Smith said a week or two later Howard and Scott Williams asked him to join the volunteer fire department. He agreed and has been with New Sight ever since then. 

A faithful servant

The way to fight fire is fairly unchanged. You remove fuel, heat or oxygen to put out fires but the technology used in fire protection has changed in Smith’s career. Trucks have come and gone as well. 

Hart explained when he started there was no paging system. People would have to call the fire department and hopefully someone would answer the phone and then call other households. The Lincoln County Fire Association was started and created the Lincoln County Answer Service. The answer service would take the call and page out to a handful of pages in the county. 
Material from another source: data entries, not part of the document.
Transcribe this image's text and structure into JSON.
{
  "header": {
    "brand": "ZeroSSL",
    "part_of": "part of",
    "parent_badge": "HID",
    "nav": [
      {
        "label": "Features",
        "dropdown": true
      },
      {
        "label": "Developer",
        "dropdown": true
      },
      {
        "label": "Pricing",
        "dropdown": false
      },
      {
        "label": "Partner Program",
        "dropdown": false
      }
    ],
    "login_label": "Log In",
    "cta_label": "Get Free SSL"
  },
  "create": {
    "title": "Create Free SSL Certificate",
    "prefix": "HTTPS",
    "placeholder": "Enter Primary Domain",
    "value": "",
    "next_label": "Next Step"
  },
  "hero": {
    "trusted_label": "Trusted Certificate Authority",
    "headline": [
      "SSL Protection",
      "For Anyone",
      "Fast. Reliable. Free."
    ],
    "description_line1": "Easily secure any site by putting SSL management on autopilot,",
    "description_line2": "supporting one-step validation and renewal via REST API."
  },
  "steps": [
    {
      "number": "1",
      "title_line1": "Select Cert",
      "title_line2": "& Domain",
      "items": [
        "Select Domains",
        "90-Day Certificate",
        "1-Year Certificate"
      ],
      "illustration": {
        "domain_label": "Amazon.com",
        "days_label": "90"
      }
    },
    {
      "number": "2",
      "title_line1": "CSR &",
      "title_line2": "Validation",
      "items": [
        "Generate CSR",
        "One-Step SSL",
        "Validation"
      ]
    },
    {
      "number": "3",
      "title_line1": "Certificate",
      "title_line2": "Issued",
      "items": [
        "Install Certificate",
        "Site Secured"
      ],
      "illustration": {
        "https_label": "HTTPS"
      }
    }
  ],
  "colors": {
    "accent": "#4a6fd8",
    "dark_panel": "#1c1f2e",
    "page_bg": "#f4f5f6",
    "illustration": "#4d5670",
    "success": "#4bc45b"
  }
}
It has changed tremendously to today’s day in time where volunteers have radios, pagers and Active Alerts on their phones. 

“We went from the stone ages to what we have now,” Hart said.  

Don Smith, no relation to Johnny Smith, has served for about 31 years at new Sight. He is one of the constants at the department. Both Smiths are a wealth of wisdom and help guide younger men. Johnny said he believes he has made a lot of good friends in the volunteer fire service. He is serving right where he is needed. 

“I’ve seen a lot of folks come and go. I’ve seen fires and accidents I wish I hadn’t seen too,” Smith said. “I think the Lord put me there to pray for that boy that night. In my mind, it is my way of witnessing to people and serving my fellow man. I volunteer to serve, this is a way of living out my faith. I’ll be here until I can’t be here.” 

Mr. Johnny Stories

Smith loves to tell a good story and his peers have a few good stories about him. 

Lincoln County Emergency Management Agency Director Chris Reid said he saw Smith out on I-55 fighting a grass fire in the median this past summer. Flames were topping the tree and Smith was there by himself fighting it. He likely drove the truck to the scene, pulled the hose and pumped the water. 

“He is out there just fighting it with everything he has. I made Keith Dickerson drop me off to help him,” Reid said. “He is one of the oldest ones and he doesn’t back down. He gives it everything he has.” 

A house fire on Macedonia Road on September 20 required help from departments across the county. Smith was one of the first on scene as he worked to pump water. 

Hart said he still has the CAD report from the Macedonia Fire. It is a bookmark for a story which stands out in Hart’s amazement. 

“We got there and he is one of the older guys you know. He was on the ax and cutting into a door and wall like he was still 25 years old,” Hart said. “He still has that want to, with dedication and no quit in him. He is still doing the same thing. He has had many sleepless nights I’m sure but he has always given 110 percent dedication.”